"All my loving" was a track from the Parlophone LP "With the Beatles" (PCS3045) released in the UK on November 22, 1963. The song peaked at #45 in the USA. It represented some of Paul's strongest songwriting up to that point in their career and features a country and western sort of guitar solo by George that interestingly fits right in.
"I call your name" was a song by John from the Parlophone EP "Long Tall Sally" (GEP8913) released in the UK on June 19, 1964. It was originally given to Billy J. Kramer as a B-side for "Bad to me" (also written by John).
Written by John, "I should have known better" was the flip-side of "A Hard Day's Night" (Capitol #5222) and was released July 18, 1964. It peaked at #53 in the USA. It features a strong vocal harmonica playing by John as well as George's new 12-string Rickenbacker guitar.
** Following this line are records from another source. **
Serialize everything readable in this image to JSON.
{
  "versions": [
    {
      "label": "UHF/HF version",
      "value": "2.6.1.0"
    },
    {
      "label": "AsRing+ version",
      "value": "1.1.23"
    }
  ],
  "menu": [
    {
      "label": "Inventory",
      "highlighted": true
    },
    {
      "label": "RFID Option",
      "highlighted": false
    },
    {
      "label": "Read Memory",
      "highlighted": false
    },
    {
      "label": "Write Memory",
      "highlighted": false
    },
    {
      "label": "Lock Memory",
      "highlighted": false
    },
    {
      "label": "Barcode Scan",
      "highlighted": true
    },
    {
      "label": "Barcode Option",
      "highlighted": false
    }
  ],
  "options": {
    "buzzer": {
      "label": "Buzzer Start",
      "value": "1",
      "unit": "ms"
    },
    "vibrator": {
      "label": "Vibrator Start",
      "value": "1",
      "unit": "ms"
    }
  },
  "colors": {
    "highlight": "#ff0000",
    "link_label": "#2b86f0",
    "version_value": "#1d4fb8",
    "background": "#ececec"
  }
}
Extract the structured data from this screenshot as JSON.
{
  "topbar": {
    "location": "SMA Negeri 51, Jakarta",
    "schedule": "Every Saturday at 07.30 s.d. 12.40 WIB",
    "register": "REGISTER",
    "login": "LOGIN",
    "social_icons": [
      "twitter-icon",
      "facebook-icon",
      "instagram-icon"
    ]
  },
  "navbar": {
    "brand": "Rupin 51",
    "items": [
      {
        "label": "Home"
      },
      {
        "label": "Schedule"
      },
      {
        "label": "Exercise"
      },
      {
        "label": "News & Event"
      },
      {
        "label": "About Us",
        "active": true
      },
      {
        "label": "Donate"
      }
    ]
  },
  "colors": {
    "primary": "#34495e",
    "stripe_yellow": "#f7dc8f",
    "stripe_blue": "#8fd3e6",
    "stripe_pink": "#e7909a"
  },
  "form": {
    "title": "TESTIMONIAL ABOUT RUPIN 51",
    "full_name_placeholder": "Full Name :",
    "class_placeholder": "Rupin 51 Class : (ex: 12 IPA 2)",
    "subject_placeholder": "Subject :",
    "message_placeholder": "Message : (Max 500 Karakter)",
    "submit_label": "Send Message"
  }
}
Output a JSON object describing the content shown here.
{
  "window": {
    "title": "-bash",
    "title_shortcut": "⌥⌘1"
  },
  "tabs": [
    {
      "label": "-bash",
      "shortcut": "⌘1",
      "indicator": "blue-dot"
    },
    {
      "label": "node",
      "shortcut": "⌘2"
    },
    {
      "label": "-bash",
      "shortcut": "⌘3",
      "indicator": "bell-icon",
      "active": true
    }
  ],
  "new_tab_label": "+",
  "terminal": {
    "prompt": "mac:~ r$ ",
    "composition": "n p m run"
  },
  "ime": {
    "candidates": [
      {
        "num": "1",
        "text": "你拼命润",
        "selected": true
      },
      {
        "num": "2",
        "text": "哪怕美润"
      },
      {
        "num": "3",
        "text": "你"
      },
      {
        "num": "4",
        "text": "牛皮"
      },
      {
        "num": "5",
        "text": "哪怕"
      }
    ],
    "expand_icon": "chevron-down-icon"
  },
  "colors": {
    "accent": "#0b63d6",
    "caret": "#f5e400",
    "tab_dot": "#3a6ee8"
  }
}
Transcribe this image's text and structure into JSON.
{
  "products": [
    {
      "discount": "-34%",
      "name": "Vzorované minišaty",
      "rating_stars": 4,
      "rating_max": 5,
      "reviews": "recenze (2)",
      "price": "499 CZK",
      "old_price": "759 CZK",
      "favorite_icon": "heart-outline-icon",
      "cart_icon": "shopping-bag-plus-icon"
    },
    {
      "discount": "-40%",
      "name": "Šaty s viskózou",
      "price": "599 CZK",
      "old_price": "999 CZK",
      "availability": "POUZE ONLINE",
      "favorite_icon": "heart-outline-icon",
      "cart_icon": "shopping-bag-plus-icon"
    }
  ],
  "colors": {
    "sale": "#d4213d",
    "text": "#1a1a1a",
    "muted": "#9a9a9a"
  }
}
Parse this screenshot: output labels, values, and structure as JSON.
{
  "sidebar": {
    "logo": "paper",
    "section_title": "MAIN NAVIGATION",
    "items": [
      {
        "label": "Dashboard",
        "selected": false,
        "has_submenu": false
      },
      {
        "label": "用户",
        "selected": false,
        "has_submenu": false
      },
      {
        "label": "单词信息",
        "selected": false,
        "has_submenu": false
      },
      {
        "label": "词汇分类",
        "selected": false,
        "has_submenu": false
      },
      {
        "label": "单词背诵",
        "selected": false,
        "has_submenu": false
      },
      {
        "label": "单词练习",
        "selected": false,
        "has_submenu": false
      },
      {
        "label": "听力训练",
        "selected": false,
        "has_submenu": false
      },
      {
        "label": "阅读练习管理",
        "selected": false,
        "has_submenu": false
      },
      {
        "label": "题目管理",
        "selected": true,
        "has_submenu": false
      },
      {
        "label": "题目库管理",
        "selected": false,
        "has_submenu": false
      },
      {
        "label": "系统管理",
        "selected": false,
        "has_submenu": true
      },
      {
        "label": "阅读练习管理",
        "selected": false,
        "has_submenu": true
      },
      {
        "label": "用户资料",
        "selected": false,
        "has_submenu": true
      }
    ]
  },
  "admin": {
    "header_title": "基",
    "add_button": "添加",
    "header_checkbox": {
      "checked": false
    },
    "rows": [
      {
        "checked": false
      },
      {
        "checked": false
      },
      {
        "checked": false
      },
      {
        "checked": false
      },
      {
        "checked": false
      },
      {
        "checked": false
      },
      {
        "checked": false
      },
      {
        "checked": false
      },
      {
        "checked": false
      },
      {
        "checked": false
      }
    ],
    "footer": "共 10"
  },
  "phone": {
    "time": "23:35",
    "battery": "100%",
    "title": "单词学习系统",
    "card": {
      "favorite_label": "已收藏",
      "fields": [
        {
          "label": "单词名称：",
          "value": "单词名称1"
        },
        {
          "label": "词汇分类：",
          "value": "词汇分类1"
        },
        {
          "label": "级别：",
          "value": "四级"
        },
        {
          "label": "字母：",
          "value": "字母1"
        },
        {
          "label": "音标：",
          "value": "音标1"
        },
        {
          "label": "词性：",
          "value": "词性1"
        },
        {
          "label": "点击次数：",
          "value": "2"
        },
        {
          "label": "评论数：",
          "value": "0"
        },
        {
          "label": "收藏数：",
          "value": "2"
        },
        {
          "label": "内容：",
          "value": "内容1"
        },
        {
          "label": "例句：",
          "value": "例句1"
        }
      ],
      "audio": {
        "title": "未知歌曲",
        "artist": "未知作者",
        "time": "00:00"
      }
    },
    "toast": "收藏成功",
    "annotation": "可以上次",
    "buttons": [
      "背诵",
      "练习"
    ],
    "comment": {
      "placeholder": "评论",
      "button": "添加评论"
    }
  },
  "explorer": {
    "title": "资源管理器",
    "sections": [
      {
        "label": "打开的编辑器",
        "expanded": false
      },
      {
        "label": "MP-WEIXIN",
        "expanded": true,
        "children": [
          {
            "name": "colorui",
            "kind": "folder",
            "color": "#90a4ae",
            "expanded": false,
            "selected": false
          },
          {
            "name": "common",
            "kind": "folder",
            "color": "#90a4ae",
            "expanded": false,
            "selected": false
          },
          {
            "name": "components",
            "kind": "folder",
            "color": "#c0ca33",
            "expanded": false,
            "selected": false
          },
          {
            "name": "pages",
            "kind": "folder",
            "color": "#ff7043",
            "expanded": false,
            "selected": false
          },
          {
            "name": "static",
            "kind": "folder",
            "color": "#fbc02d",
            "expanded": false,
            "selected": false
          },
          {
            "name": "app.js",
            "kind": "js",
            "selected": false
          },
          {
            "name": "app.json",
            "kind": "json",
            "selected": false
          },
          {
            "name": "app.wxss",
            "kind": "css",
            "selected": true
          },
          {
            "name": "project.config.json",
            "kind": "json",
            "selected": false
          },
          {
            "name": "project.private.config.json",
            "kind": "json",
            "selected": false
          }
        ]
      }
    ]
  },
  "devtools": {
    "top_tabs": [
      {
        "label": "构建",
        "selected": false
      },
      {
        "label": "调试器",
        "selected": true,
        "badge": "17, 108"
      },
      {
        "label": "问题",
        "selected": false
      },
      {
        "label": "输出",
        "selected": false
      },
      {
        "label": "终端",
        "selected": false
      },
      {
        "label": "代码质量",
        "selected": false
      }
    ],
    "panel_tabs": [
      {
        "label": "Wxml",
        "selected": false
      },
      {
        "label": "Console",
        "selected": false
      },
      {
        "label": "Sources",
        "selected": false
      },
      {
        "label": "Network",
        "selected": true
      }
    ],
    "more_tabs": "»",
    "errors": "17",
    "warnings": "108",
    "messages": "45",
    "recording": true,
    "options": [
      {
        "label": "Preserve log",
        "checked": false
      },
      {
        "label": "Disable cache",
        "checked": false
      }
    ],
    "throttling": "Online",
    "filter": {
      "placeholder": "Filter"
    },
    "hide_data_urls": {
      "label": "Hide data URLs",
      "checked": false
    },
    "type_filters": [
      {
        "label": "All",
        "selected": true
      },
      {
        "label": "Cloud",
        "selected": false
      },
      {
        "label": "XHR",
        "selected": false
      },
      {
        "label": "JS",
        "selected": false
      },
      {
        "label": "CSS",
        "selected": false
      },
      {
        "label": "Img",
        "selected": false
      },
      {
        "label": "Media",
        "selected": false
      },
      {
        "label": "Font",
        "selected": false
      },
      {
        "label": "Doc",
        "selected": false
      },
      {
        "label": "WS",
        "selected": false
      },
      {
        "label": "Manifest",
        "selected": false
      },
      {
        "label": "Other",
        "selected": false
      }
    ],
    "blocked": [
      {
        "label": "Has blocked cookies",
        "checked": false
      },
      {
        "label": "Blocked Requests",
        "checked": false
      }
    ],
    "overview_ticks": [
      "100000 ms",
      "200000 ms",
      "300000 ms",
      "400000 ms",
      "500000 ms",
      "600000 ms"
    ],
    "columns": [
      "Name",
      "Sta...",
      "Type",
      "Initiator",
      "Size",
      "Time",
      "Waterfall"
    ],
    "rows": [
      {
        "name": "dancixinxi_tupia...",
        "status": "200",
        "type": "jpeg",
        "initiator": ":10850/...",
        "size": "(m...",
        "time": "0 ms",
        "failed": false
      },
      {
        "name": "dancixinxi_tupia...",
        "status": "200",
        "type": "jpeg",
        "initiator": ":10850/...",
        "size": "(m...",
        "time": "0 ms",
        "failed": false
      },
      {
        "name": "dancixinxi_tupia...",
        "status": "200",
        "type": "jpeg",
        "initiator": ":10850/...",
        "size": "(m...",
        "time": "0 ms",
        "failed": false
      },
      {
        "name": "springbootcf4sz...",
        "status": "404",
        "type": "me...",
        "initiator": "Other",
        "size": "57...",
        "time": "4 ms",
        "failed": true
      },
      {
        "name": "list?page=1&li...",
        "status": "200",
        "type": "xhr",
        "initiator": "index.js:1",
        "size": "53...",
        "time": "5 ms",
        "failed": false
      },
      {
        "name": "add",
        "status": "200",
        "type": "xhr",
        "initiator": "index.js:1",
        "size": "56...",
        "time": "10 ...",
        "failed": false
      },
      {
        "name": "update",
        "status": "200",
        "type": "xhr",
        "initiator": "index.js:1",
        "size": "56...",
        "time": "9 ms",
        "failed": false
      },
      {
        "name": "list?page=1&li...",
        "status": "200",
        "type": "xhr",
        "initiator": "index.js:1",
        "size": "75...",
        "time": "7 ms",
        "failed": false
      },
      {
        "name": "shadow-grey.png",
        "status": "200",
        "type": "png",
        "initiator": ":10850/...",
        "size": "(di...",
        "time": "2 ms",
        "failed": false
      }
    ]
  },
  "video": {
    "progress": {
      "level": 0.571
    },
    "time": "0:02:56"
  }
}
"She's a woman" was released in the UK as Parlophone #5200 on November 27, 1964. It peaked at #4 in the USA. It's a syncopated blues by Paul and was released as the B-side of "I feel fine" in the US as Capitol #5327 late in 1964.
"In my life" is an autobiographical song by John from the Parlophone LP "Rubber Soul" (PCS3075) released in the UK on December 3, 1965. Producer George Martin plays a Baroque piano solo in the middle eight. The piano solo was recorded at half speed and played back at double speed to get it to work at the correct tempo.
"Nowhere man" is a song by John released as a single in the USA (Capitol #5587) on February 21, 1966 and as part of an EP in the UK (Parlophone GEP 8952) on July 8, 1966. Featuring a close 3-part a capella intro harmony and nice understated guitar solo by George, it peaked at #3 in the US.
"Strawberry fields forever" is a nostalgic song of John's that was released in the UK as Parlophone R5570 on February 17, 1967 and as Capitol #5810 on February 25, 1967 in the US where it reached a peak position of #8. Work on it began November 24, 1966 as the Beatles started work on a "new" album (which would turn out to be "Sergeant Pepper's Lonely Hearts Club Band"), but this song never made it to the album and was released as a single. It was one of the most complicated things they ever did. It featured a mellotron (precursor of the string synthesizer) and George Martin scored trumpets and cellos for the song. John wanted to join together the first part of the lighter original version he did with the second part of the more intense scored version. According to "The Beatles Recording Sessions" (pp 90-91), George Martin said: "Two things against it. They are in different keys and different tempos." John said, "You can fix it." On December 22, 1966, Martin and Geoff Emerick speeded up the first version (take 7) and slowed down the second version (take 26) so that the pitches matched. The edit occurs 60 seconds into the released version of the single.
"While my guitar gently weeps" is a song by George (whose songs always had to wait in line after John's and Paul's) from the Parlophone LP "The Beatles" (PCS 7067-8) released in the UK on November 22, 1968. It was first recorded on solo acoustic guitar by George on July 25, 1968 and Eric Clapton was brought in for the guitar solo on the final studio version.
"Here comes the sun" is another song by George and is from the Parlophone "Abbey Road" LP (PCS 7088) released on September 26, 1969. According to "The Beatles Recording Sessions" George had taken a holiday from Apple's tedious business dealings to sit in the sun in the garden of his friend Eric Clapton's home, and this song resulted. Only George, Paul and Ringo appear on the recording.
I was invited to join Lunch by one of the developers, who apparently read some reviews I posted on Library Thing. My interests are books, music, and movies. I enjoy both classical and contemporary fiction, … more